_Task objective_: All lines from the one with "Parse this screenshot: output" through the end of the records below are to be given again exactly, and nothing else.
--- Data records Enclosed Below ---
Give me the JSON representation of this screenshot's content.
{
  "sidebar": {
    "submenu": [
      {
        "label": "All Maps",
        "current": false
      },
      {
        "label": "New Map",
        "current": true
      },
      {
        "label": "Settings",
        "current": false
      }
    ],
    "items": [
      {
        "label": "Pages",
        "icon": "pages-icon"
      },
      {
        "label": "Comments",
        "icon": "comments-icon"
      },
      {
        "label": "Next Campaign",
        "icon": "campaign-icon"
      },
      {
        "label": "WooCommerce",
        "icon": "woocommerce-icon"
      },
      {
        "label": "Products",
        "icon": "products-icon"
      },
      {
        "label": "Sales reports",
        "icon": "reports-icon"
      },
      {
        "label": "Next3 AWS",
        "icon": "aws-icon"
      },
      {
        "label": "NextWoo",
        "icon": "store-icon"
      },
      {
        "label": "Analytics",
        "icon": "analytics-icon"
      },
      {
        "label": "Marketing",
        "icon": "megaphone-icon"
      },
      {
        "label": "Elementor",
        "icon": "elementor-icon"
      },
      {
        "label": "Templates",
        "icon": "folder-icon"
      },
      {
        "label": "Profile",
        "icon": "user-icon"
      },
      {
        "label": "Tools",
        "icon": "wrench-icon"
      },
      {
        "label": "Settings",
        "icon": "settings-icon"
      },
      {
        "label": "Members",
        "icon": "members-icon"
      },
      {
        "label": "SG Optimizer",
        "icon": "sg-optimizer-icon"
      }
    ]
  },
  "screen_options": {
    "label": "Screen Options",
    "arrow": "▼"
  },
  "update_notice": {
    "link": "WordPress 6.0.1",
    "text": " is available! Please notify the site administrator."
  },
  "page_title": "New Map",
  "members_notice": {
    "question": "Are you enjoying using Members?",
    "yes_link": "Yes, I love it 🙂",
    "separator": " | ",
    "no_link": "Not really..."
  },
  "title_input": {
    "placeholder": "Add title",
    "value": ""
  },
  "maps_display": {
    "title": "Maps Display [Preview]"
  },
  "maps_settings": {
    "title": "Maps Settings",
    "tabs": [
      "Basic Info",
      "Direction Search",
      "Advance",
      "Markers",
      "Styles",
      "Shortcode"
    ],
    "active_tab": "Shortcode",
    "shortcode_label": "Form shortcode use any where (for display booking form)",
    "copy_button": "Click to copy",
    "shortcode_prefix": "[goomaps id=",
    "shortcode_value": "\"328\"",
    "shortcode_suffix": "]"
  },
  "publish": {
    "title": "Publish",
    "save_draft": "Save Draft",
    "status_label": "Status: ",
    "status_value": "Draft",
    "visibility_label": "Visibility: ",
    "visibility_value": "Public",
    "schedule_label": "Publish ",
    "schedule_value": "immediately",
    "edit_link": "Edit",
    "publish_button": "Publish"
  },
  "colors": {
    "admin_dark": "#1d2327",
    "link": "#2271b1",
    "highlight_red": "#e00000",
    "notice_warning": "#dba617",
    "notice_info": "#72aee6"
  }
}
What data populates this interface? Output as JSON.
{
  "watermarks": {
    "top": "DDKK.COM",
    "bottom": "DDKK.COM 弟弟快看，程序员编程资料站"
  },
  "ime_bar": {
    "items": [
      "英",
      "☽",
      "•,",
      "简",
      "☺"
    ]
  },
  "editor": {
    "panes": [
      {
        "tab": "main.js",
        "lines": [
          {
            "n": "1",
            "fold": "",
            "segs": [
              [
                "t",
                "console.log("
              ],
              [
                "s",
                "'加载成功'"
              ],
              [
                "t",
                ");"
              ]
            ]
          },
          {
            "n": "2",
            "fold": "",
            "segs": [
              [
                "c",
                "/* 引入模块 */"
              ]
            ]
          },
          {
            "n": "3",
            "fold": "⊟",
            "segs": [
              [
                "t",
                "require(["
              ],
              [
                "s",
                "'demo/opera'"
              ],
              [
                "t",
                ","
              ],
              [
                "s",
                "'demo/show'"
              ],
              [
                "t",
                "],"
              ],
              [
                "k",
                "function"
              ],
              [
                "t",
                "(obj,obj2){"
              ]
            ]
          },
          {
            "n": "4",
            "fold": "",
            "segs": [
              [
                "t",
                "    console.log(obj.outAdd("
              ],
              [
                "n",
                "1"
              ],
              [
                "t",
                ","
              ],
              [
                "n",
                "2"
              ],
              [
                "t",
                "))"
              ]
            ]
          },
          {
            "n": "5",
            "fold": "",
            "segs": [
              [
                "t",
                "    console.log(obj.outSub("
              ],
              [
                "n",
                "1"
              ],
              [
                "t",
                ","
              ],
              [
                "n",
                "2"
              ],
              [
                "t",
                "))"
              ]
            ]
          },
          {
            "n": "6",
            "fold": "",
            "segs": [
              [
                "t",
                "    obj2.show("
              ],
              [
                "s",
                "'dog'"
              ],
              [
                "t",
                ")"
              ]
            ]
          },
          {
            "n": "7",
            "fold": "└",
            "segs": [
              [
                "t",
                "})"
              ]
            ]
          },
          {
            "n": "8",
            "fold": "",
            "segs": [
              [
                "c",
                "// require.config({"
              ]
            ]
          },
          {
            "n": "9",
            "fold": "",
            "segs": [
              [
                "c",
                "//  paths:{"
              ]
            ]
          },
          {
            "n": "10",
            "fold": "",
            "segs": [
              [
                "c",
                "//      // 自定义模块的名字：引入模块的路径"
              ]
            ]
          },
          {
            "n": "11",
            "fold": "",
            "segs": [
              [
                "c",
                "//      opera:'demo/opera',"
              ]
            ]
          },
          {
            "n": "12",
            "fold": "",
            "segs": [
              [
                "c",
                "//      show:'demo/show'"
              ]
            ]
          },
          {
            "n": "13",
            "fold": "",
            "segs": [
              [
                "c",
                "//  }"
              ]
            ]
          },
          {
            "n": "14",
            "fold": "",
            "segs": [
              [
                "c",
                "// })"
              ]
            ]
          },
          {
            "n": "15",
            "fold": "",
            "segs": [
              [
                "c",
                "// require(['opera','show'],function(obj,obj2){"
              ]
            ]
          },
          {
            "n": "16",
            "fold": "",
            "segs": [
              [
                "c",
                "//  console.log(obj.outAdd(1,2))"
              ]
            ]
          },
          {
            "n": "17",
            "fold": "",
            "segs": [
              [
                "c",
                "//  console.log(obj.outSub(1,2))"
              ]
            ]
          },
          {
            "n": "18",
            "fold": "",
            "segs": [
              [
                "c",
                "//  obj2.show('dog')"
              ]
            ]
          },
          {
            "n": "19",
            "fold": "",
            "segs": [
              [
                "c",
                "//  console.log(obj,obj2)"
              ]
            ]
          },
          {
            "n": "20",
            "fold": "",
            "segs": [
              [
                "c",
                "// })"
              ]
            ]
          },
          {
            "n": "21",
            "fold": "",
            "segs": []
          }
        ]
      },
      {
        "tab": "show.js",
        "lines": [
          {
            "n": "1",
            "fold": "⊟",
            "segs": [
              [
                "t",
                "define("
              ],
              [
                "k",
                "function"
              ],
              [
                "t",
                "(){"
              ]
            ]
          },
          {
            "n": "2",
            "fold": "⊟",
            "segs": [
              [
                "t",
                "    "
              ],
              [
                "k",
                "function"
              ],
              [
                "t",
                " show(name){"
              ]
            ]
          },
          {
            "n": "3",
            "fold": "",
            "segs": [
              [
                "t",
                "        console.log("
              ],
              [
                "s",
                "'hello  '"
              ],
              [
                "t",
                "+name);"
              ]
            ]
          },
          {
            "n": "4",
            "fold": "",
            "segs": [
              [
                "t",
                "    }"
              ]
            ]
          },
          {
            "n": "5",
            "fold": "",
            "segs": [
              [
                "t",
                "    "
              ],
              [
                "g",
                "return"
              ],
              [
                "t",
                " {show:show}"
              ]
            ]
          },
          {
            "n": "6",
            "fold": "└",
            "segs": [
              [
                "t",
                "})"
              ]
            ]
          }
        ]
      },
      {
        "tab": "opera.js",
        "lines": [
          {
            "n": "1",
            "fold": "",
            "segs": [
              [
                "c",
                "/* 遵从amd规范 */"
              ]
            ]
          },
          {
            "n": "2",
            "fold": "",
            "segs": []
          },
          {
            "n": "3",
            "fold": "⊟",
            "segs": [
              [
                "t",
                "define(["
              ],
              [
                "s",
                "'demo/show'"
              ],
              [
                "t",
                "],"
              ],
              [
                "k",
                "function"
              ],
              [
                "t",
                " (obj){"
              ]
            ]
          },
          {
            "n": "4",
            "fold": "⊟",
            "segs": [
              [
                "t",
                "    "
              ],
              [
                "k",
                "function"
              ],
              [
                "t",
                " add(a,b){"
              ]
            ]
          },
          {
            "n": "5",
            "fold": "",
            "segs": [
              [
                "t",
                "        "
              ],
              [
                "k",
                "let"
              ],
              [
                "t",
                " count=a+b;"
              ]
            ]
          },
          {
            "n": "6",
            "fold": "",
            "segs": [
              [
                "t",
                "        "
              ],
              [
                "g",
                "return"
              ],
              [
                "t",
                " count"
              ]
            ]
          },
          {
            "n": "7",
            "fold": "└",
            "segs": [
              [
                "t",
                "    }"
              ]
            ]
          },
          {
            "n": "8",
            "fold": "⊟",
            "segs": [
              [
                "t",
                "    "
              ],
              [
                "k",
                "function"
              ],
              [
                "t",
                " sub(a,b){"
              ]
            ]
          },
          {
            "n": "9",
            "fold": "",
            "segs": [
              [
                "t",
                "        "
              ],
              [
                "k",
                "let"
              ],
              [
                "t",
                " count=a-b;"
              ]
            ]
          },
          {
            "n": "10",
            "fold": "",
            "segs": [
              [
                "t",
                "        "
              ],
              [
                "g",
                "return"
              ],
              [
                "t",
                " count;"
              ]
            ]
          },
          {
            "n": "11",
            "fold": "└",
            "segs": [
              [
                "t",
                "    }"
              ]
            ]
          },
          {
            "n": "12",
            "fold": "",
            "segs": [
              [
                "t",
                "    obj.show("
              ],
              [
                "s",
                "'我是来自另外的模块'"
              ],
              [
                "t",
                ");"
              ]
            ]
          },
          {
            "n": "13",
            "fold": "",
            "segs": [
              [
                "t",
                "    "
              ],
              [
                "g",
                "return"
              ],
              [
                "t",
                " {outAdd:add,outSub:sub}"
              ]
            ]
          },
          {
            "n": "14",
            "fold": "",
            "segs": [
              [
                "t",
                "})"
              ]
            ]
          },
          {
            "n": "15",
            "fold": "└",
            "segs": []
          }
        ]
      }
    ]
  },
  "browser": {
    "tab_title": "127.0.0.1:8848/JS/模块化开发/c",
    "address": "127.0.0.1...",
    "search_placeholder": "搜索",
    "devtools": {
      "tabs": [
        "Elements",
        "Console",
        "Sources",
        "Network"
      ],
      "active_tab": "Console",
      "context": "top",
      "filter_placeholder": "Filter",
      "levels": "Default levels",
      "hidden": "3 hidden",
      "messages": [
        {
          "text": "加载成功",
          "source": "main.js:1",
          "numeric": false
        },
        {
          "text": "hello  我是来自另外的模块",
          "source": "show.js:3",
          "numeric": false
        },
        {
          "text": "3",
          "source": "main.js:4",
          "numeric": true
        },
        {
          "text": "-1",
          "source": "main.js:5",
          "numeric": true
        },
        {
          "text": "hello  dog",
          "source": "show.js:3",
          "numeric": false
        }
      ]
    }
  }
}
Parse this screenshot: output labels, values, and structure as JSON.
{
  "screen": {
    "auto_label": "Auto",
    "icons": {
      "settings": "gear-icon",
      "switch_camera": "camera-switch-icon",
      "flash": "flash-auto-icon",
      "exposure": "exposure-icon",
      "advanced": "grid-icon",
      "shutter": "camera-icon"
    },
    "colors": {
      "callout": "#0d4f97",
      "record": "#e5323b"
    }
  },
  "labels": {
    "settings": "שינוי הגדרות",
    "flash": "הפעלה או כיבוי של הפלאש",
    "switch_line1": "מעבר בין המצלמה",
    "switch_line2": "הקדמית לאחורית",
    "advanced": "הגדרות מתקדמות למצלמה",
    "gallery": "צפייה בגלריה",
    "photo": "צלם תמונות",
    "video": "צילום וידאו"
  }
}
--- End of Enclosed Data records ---
_Task solution_:
Parse this screenshot: output labels, values, and structure as JSON.
{
  "screen": {
    "auto_label": "Auto",
    "icons": {
      "settings": "gear-icon",
      "switch_camera": "camera-switch-icon",
      "flash": "flash-auto-icon",
      "exposure": "exposure-icon",
      "advanced": "grid-icon",
      "shutter": "camera-icon"
    },
    "colors": {
      "callout": "#0d4f97",
      "record": "#e5323b"
    }
  },
  "labels": {
    "settings": "שינוי הגדרות",
    "flash": "הפעלה או כיבוי של הפלאש",
    "switch_line1": "מעבר בין המצלמה",
    "switch_line2": "הקדמית לאחורית",
    "advanced": "הגדרות מתקדמות למצלמה",
    "gallery": "צפייה בגלריה",
    "photo": "צלם תמונות",
    "video": "צילום וידאו"
  }
}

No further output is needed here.